Smoking can make your nipples fall off: Plastic surgeon warns of gangrene following breast lift
Smoking can make your nipples fall off – this is the astonishing claim by Dr Anthony Youn, one of American”s top plastic surgeons.
The practitioner from Detroit, Michigan, was quick to point out this applied to patients who underwent breast lifts to perk up their chests.
He said the nicotine and carbon monoxide taken in during smoking can disrupt blood flow to different parts of the body and so disrupts the healing process following surgery.
Smoking not only kills but can also disrupt the healing process after cosmetic operations such as breast lifts
The toxins can act as a “virtual tourniquet” and effectively kill a body part by stopping blood from reaching it.
Speaking to CNN Health, Dr Youn said: “I cringe every time I see a patient for a breast lift who is a smoker.
“I’m deathly afraid that despite my warnings, she will smoke before or after surgery and cause her nipples to turn black and fall off.
“I”ve seen it before,” he claimed.
Dr Youn said he treated one female smoker whose nipples had turned purple after smoking caused the tiny veins in the breast to fail, leading to a backup of old blood.
Left untreated they could have turned black and fallen off.
He had to resort to using leeches over several days to suck out the old blood and so restore the woman”s nipples to a healthy pink.
He told CNN he now made sure all of his patients understood the dire outcomes that could result from smoking following a cosmetic operation.
“If you are having a breast lift or reduction and you smoke, your nipples could turn black and fall off.
“If you are having a tummy tuck and you smoke, you may get an infection resulting in a big gross open wound that will take three months to heal.
“If you are having a facelift and you smoke, the skin of your cheek could turn black and slough off, leaving exposed fat.”
Those applying for cosmetic surgery such as tummy tucks or breast surgery on the NHS must be non-smokers.
According to the NHS: Research has shown smokers have more
problems with wound healing than non-smokers.

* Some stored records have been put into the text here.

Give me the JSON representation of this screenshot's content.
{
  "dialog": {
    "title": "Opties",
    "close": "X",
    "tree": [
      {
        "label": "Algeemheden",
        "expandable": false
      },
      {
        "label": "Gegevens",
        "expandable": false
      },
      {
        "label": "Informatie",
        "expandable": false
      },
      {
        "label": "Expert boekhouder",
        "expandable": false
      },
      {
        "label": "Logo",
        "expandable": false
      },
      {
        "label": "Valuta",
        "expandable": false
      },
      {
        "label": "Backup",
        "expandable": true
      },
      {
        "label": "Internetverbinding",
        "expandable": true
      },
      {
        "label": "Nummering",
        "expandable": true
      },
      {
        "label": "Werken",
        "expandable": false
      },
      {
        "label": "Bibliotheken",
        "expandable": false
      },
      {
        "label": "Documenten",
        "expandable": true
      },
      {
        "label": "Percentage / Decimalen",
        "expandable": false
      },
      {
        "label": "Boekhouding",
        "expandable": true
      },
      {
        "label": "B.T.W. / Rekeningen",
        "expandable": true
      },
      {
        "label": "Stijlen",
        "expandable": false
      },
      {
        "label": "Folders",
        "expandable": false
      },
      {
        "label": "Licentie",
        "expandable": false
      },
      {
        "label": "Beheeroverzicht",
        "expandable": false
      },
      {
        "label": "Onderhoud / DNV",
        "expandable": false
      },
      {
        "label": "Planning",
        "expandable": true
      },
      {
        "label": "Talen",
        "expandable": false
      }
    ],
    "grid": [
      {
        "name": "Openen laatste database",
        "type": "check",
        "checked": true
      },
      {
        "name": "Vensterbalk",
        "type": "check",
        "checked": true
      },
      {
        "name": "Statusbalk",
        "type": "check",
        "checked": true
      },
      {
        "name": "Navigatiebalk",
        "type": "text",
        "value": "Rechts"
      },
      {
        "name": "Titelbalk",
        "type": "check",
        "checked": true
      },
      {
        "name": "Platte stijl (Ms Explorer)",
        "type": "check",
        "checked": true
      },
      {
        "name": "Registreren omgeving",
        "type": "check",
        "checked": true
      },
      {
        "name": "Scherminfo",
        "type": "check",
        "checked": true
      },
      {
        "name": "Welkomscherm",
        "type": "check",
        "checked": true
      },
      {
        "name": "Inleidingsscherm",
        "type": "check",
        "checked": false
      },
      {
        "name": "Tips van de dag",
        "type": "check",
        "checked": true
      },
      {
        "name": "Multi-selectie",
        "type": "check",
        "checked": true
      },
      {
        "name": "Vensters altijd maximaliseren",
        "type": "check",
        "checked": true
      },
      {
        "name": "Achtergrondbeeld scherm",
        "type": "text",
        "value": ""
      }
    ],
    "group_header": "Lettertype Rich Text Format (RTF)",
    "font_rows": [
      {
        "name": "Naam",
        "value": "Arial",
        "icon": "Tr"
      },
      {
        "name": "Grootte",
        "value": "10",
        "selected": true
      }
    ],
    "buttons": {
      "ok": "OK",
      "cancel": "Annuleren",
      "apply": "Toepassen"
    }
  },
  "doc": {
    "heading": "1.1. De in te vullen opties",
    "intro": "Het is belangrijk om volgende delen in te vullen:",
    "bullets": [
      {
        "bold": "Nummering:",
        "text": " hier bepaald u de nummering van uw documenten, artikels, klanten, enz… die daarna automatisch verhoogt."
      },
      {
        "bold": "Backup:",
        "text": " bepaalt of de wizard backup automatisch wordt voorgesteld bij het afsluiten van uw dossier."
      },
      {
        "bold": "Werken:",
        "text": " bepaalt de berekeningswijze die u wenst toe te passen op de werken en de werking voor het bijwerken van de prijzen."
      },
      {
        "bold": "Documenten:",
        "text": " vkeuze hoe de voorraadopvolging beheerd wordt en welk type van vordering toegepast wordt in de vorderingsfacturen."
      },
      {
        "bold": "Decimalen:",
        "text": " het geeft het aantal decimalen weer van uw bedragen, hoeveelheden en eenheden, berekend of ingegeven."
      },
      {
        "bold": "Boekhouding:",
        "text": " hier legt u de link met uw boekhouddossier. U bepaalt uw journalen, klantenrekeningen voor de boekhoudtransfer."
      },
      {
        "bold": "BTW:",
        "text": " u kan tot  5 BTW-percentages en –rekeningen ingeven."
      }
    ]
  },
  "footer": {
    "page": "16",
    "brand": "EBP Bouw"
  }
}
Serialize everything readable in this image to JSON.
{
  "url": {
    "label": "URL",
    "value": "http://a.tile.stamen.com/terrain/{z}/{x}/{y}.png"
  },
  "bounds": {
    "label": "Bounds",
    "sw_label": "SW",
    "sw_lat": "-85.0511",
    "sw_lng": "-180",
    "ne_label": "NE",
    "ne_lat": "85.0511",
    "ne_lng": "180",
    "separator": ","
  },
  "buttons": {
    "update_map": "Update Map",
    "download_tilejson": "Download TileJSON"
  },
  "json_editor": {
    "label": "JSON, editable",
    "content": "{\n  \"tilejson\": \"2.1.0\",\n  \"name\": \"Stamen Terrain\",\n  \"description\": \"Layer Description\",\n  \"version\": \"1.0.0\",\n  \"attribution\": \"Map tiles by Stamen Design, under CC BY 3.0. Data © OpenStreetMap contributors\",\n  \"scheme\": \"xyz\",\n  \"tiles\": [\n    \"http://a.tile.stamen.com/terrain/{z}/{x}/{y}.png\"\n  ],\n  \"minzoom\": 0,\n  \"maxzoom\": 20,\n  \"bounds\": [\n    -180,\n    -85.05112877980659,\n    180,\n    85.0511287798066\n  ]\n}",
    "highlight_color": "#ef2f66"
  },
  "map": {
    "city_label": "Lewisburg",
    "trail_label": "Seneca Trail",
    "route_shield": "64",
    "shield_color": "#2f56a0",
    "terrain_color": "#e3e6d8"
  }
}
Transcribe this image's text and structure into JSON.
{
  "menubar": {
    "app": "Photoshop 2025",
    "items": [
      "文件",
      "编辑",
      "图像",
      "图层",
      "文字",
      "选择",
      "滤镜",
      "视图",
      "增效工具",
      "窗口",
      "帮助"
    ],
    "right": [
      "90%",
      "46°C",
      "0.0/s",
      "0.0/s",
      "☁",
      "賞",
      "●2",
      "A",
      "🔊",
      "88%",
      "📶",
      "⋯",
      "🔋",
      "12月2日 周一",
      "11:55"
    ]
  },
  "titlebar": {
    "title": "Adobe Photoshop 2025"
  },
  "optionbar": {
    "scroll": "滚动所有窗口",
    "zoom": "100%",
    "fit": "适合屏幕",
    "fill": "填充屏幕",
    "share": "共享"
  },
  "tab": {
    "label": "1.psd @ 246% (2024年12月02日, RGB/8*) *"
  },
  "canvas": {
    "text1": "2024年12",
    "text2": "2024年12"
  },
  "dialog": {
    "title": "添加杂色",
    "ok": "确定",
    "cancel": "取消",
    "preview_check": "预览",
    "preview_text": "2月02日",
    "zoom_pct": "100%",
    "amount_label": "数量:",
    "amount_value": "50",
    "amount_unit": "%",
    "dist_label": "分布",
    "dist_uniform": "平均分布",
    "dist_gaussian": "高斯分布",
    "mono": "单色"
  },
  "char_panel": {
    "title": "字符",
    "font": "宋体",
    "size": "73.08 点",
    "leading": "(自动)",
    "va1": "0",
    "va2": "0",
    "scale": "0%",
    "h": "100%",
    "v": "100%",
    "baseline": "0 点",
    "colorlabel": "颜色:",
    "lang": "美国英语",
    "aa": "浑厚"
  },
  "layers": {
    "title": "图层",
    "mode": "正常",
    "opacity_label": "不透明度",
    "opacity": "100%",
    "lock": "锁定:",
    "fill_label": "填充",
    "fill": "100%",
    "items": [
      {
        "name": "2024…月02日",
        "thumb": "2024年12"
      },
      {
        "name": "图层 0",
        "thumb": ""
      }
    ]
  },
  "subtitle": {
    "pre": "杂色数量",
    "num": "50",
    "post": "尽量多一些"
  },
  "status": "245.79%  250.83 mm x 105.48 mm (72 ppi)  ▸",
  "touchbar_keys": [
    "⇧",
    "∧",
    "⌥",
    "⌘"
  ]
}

“This means they are likely to have to stay in hospital for longer and may require treatment for infections.
“Procedures are more likely to be successful in those who do not smoke.”